It’s also impossible to edit a custom meal once you’ve added it, which drives me mad. The one help message I’ve sent to Noom asked how I could fix a typo in my custom recipe, and I have yet to receive a reply. So, on nights I make it, I add “puttanesca dauce” to my food log and wonder if there’s any kind of diet that can fix fat fingers.
How does Noom compare to other diet plans?
It's impossible not to compare Noom to the similar WW, which also offers guidelines that designate foods into groups. (I haven't tried WW myself, but I asked a coworker who has.) In WW's case, it uses points rather than colors; zero-point foods being akin to Noom's "green" food group. With WW, there's some mental math involved counting points on the fly—with its app keeping official track when you log food—though it similarly doesn't shame you for overdoing your overall point count. WW also offers differently priced plans depending on how much support you prefer, which varies from digital-only logging to personal phone calls.
You can also get basic food logging on apps like MyFitnessPal and Fitbit. With the free options, you have access to food databases and a way to track your intake, but these don't provide the programmed guidance of Noom. Paid programs are available from those apps and others that include more support and coaching, but I haven't tested those.
But it's Noom's programmed guidance—all those articles and quizzes and, yes, even that #NoomNerd eye-rolling terminology—that feels like the key differentiator. Noom's emphasis on behavior management makes this program seem, well, mentally healthier than anything else I've tried. There's no rigid rules to memorize and the calorie counting seems more informative than competitive. (You can't, for instance, horde calories one day so you can blow your budget the next.) This is the first diet I've tried where I haven't felt like a hungry, raving lunatic at some point during the process.
Does Noom work?
Noom’s strong points are its sensible approach to nutrition and straightforward logging. You don’t need an app to do that. A calculator and paper notebook would suffice. But Noom makes it a lot easier. Seeing the weight graph trend downwards is rewarding, and having an easy-to-use interface to log your meals is great for keeping track of your intake.
I also really appreciated how private Noom let me be during this process. There were no forbidden foods, so I didn't have to explain to anyone that I was on a special diet when I dined with them. When we were done with our meals, I just typed a few things on my phone and that was it. There were no meetings to attend, so I didn't have to worry about coordinating my schedule with whatever meetings were available.
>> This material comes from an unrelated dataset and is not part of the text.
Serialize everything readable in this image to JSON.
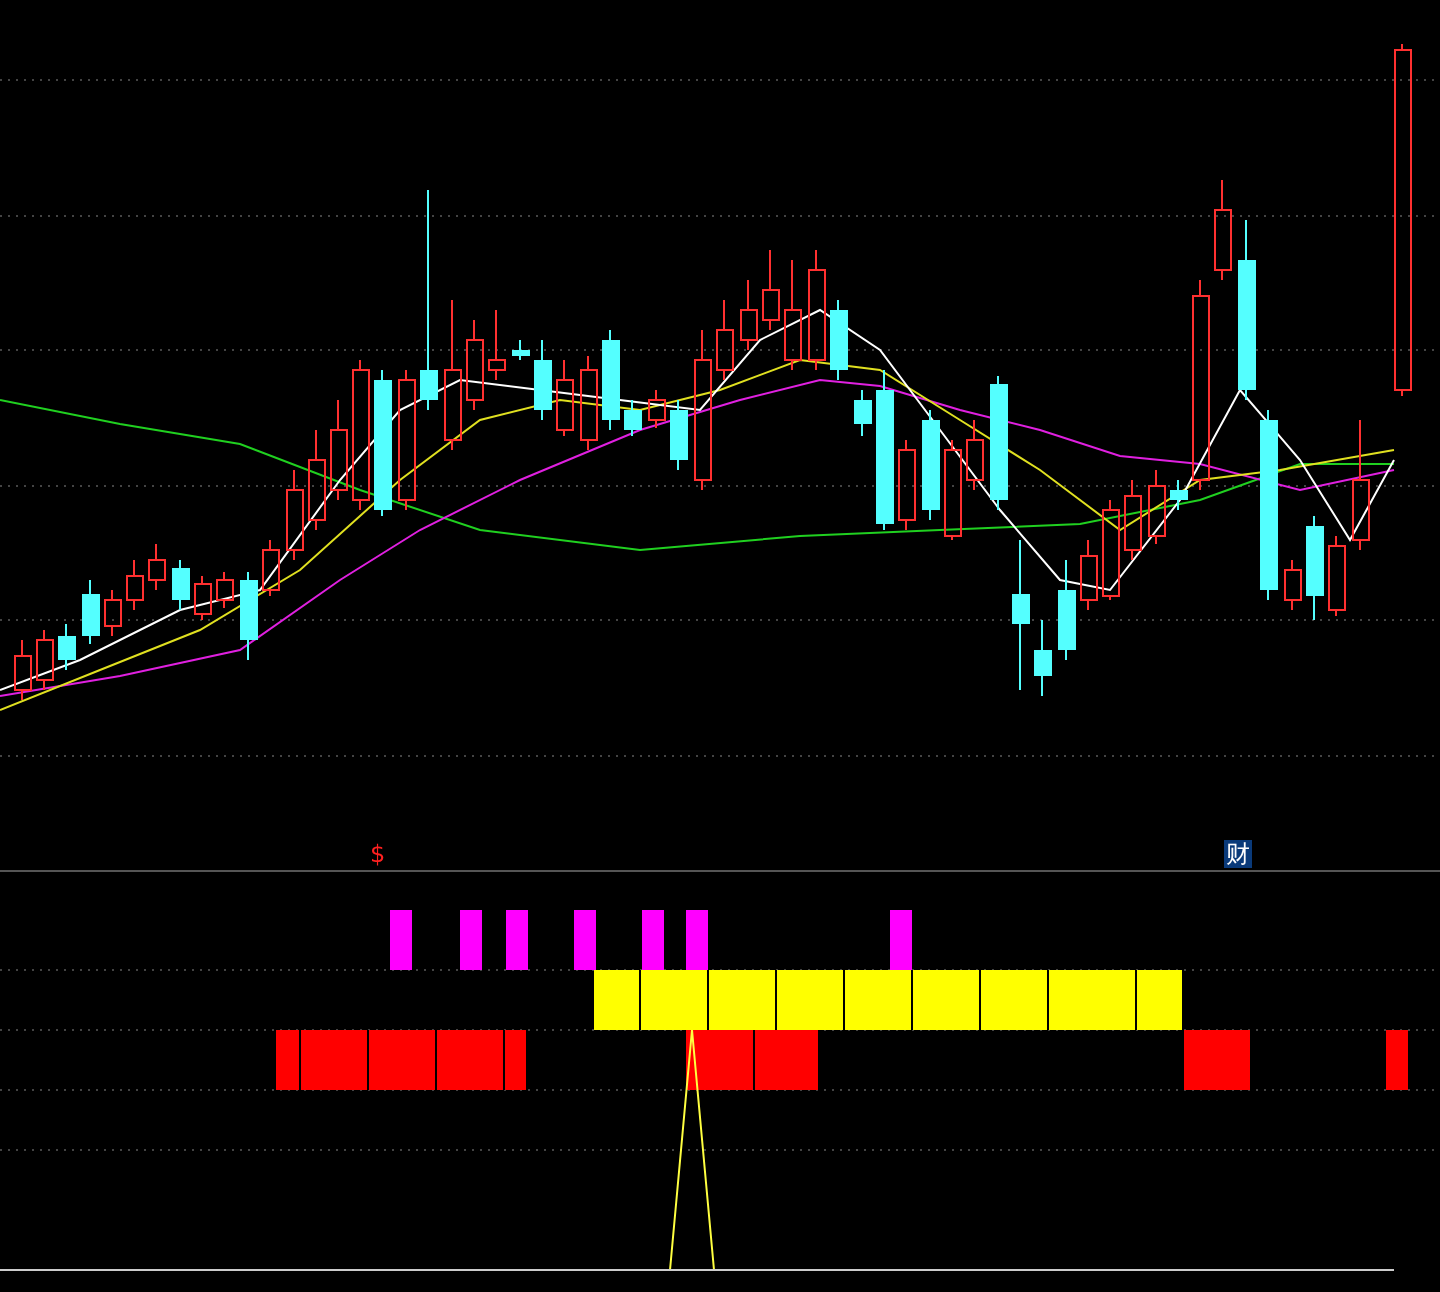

I could read—or ignore—the content they provided at the time that was most convenient for me, whether that was on the subway, in line at CVS, or in my kitchen making a meal. My outward behavior didn't change, beyond preparing more meals at home instead of eating takeout lunches. (No one in the office even knew I was testing Noom, aside from my editor.) In essence, I feel like I lost 20 pounds in 100 days just by staring at my phone.
Weight loss apps are a lot like dating apps: The most successful customers are also the ones who ultimately no longer need it. The difference, of course, is that instead of ending up in a relationship with another person, Noom forces you to work hard on establishing a better (and hopefully long-term) relationship with food, and with yourself.
Prices were accurate at the time this article was published but may change over time.